4 Ways to Help Keep Baby’s Hearing Aid or Implant OnMay 11, 2015
Sound Start teachers reading aloud to students
Reading or looking at picture books with your children will encourage natural language learning. Reading a book together gives your child practice sharing joint attention or a common focus with you, which is precursor to language development.
Reading with young children also helps them to develop pre-reading skills (holding a book right side up, turning the pages sequentially), which gives them a strong foundation to become readers themselves.
Below are 3 tips to maximize your child’s language learning through reading.
- Talk about pictures.
While the text in many books may be simple enough to read as written, you may choose to “read” with your child by simply commenting on the pictures as you turn the pages. Use language that is age-appropriate for your child, modeling single words or short phrases to describe illustrations. Focus on giving her language for the pictures she sees rather than asking questions.
- Follow your child’s lead.
Take notice of the pictures that catch your child’s attention. Label the illustrations that your child points to, acknowledging her interest. Provide your child with the words to help her express herself. Take cues from your child to know when she is finished reading a particular book or done participating in the activity.
- Use repetition.

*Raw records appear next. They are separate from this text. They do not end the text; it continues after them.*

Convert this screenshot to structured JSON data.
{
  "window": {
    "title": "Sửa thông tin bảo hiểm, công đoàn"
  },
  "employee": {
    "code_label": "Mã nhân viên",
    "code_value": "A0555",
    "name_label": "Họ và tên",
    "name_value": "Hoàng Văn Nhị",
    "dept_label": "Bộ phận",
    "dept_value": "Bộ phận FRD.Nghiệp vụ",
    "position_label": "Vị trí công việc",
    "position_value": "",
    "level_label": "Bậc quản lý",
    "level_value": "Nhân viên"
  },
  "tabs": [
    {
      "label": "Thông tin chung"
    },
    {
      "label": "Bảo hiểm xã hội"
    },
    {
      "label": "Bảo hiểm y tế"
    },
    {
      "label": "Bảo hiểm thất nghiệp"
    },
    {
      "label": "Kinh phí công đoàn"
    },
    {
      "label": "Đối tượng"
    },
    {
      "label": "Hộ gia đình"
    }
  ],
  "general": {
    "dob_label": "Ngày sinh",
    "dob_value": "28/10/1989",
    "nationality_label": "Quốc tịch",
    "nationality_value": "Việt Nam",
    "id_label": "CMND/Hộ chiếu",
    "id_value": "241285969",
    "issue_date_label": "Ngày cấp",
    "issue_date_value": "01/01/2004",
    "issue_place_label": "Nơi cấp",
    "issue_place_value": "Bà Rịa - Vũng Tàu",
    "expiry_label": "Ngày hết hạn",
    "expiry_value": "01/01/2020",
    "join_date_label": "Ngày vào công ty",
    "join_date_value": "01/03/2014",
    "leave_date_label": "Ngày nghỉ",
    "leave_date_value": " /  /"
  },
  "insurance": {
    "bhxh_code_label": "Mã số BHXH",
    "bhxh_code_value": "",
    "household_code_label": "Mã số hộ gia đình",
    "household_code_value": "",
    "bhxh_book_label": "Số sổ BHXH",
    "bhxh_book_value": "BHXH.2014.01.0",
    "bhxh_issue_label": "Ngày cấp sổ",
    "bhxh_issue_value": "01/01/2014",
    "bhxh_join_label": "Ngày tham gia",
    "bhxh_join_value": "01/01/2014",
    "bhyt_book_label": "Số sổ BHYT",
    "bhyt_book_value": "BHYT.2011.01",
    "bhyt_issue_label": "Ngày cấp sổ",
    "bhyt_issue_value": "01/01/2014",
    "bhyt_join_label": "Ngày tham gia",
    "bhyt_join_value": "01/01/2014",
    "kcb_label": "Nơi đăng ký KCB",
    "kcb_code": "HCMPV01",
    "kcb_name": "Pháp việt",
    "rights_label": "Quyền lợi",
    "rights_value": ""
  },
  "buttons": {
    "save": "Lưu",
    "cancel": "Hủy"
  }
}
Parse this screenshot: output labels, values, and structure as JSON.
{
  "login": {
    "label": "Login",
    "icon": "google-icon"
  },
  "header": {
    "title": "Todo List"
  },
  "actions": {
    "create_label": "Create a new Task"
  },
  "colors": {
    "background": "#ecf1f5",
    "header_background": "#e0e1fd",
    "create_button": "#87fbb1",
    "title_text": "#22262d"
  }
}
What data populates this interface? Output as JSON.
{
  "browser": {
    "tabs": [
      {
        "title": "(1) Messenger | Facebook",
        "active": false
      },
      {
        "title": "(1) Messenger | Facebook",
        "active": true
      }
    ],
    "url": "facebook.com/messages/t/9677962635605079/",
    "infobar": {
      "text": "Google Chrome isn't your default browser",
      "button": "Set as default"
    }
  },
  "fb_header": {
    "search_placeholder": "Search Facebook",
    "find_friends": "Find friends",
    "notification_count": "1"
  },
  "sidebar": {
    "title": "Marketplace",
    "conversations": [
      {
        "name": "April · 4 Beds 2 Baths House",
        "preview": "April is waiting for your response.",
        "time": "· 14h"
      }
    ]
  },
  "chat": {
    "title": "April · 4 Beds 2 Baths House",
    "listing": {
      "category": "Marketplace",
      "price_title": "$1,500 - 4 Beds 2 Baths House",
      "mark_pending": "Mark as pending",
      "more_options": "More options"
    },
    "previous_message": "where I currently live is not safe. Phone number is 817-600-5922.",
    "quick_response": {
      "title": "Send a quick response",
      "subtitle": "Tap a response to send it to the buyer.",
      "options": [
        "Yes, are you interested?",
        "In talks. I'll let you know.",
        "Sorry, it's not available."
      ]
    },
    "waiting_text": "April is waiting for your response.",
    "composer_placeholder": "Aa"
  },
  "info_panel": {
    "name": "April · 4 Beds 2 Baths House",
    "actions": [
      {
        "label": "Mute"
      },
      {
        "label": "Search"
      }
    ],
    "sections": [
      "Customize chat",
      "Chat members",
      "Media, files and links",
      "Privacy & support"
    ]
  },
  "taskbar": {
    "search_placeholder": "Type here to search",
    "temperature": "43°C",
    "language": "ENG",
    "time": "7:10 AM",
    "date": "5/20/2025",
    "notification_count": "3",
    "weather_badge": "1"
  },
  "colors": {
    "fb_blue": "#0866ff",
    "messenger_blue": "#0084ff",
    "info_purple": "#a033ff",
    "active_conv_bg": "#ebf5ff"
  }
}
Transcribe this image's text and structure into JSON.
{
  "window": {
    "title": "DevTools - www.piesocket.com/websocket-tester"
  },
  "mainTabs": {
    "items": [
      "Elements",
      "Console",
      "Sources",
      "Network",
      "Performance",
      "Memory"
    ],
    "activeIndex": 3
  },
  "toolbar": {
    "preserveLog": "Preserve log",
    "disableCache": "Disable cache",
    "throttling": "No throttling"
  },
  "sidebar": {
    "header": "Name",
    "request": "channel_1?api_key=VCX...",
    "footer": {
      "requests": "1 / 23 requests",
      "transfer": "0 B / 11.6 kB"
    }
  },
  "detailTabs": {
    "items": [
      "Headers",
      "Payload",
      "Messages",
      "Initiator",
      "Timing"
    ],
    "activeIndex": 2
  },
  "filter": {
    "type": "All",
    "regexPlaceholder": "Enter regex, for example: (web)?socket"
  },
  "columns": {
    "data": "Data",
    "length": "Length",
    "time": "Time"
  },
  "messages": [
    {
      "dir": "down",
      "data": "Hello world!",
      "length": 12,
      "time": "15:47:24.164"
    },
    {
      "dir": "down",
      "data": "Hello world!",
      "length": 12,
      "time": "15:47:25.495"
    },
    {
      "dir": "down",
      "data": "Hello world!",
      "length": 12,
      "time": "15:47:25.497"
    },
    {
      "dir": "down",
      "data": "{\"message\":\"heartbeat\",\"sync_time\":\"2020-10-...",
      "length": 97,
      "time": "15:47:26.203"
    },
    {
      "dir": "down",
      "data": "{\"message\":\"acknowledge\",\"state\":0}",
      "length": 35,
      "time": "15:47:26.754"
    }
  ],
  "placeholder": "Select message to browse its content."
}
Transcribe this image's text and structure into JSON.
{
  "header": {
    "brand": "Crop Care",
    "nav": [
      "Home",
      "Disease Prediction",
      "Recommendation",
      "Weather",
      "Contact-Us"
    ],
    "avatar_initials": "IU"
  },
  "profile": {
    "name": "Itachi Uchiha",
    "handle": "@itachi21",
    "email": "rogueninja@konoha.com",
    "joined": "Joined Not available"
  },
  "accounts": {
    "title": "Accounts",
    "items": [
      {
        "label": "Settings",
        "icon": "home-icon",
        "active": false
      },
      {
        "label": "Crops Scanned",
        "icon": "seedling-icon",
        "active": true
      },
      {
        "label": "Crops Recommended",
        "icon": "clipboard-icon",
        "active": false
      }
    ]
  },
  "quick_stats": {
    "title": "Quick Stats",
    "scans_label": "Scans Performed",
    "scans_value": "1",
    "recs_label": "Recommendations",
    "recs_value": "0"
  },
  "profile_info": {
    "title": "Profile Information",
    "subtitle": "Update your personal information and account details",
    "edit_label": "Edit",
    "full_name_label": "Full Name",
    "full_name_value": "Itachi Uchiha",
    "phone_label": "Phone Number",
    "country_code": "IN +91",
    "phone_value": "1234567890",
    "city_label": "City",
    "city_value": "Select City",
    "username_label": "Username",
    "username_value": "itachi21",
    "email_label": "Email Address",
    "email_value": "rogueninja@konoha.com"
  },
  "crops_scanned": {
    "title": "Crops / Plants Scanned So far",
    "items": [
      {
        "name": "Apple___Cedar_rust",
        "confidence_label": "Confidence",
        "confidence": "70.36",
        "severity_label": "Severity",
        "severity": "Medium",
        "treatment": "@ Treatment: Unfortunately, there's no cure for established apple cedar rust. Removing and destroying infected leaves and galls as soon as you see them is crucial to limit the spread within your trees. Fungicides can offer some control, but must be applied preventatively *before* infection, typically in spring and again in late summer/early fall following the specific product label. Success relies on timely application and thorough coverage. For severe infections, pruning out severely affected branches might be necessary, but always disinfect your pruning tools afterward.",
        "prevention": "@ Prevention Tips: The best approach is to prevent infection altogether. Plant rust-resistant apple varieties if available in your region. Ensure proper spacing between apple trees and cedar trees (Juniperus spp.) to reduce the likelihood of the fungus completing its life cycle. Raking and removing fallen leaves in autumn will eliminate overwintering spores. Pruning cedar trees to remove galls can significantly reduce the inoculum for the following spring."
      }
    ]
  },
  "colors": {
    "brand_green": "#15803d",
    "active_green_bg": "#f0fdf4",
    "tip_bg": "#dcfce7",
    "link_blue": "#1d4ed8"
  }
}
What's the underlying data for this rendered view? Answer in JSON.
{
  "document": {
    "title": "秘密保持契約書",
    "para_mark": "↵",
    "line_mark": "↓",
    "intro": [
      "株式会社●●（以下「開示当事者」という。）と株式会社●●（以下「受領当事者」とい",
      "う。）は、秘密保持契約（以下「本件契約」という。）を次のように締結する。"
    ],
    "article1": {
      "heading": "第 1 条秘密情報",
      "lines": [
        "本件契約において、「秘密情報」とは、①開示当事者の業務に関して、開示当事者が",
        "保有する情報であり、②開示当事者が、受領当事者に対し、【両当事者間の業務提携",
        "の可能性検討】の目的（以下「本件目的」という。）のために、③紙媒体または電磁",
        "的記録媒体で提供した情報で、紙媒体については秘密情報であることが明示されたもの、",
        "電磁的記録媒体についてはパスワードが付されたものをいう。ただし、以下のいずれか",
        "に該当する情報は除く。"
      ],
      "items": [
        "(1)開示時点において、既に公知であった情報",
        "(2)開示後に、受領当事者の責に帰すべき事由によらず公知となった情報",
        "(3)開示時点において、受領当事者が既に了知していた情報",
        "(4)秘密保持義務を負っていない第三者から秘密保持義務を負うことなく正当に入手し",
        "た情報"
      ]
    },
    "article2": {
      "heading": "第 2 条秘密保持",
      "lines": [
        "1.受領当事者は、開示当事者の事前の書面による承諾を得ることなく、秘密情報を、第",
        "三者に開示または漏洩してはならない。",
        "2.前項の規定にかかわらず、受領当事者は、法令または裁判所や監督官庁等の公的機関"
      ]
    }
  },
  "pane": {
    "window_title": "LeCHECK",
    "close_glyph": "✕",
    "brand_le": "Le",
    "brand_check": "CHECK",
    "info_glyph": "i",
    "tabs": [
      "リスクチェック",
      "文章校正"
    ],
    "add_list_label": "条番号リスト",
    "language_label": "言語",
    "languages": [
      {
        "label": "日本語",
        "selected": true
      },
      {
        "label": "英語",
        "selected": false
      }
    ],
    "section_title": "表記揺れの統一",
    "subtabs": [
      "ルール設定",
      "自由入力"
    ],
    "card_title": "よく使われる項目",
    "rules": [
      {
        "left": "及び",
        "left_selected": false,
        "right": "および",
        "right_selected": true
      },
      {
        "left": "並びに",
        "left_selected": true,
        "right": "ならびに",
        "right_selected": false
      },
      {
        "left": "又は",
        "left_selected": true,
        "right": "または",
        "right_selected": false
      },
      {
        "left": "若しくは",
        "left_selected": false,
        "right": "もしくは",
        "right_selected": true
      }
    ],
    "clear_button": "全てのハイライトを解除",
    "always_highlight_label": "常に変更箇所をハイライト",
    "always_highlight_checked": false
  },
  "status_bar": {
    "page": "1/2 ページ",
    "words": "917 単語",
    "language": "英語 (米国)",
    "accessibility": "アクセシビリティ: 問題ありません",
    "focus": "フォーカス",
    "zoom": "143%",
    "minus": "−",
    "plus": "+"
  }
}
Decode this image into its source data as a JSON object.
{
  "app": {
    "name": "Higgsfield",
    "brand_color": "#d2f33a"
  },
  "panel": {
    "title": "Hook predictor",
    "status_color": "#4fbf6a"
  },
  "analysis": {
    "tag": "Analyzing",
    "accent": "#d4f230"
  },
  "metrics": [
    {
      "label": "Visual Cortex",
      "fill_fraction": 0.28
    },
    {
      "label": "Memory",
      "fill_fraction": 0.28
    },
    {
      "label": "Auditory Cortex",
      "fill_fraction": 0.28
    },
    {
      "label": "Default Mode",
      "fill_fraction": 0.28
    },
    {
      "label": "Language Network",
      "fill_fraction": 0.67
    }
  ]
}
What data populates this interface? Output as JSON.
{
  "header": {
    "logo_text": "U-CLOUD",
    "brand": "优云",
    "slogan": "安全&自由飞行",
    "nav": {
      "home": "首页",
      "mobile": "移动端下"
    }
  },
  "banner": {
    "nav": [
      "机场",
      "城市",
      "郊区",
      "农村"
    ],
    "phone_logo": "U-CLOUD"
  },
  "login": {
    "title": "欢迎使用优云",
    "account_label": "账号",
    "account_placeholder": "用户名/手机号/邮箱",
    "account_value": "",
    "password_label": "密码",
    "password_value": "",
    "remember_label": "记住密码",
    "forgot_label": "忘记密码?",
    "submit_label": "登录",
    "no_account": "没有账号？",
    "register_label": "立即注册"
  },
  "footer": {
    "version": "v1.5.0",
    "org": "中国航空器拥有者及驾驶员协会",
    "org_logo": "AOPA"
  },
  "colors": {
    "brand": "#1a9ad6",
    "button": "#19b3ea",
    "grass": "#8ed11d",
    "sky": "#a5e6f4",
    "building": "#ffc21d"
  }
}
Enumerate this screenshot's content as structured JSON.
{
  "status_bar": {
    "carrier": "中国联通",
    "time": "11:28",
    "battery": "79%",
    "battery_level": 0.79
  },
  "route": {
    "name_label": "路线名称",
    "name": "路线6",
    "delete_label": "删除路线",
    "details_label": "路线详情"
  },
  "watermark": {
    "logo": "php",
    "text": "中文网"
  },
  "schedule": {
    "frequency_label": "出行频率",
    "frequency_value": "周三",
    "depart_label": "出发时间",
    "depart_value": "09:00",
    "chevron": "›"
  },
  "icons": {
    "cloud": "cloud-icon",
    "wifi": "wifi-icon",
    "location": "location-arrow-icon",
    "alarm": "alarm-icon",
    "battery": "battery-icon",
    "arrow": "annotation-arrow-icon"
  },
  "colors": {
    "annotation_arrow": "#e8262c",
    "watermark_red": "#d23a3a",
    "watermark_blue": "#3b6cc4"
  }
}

Although you may get bored of reading the same book over and over again, repetition is key to learning language. Given frequent opportunities to read the same book, your child may begin to show you what she’s learned by pointing to pictures that you name or by labeling them herself!
Milestones of Literacy Development
More Suggestions for Reading to Young Children
Source – My Baby and Me: A Book About Teaching Your Child to Talk (Betsy Moog Brooks)